### Page and application data records
================

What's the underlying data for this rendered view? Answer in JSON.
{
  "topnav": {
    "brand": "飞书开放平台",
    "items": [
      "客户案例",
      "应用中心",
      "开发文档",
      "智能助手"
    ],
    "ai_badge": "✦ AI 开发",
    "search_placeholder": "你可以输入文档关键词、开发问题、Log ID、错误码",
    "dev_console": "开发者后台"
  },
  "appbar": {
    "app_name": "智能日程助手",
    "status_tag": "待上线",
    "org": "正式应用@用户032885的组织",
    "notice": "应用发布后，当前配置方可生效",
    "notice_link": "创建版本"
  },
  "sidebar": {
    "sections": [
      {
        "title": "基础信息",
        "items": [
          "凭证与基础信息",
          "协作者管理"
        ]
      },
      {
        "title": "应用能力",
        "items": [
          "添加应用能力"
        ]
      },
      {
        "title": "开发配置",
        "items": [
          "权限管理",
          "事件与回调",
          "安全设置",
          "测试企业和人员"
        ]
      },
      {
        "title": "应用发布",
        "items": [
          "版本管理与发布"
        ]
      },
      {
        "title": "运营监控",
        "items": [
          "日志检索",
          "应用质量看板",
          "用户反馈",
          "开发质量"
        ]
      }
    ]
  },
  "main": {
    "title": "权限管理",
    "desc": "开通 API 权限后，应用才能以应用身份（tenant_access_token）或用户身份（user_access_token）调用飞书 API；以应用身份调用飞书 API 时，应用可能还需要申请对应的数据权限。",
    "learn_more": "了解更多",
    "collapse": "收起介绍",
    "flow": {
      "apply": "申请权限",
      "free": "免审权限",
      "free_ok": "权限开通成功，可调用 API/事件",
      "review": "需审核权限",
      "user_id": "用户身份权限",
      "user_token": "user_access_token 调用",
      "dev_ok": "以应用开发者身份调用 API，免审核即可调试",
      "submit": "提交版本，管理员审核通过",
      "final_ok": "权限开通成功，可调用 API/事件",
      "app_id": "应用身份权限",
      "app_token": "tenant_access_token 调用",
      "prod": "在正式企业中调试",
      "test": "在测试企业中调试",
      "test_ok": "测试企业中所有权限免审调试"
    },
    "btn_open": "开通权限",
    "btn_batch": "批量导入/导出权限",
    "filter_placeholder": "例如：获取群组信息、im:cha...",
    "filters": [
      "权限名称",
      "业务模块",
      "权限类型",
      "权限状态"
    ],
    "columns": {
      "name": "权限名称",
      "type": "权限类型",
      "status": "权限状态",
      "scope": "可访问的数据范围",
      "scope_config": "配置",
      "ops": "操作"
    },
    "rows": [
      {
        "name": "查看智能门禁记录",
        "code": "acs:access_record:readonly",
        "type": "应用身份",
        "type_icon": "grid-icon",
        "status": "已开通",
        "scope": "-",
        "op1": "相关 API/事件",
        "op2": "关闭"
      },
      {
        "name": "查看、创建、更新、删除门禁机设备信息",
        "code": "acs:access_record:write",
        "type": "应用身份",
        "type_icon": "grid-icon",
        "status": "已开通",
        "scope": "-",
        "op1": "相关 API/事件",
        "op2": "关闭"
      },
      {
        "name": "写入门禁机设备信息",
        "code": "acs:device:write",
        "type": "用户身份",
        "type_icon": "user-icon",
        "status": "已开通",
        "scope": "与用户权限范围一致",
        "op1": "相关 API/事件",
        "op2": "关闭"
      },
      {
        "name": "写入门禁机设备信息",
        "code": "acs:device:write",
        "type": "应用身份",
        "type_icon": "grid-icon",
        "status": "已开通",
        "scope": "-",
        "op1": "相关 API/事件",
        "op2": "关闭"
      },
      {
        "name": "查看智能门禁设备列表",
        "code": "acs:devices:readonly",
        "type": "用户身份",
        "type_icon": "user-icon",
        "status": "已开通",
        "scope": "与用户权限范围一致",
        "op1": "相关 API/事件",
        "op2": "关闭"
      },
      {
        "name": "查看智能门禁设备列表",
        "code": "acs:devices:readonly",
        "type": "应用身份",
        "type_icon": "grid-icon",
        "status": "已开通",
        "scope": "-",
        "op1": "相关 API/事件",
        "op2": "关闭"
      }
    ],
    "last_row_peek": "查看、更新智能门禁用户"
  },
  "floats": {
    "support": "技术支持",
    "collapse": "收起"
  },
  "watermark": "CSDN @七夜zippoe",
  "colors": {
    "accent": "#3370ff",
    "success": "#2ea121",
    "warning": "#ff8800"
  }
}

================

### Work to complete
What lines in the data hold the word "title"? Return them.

### Exercise answer
        "title": "基础信息",
        "title": "应用能力",
        "title": "开发配置",
        "title": "应用发布",
        "title": "运营监控",
    "title": "权限管理",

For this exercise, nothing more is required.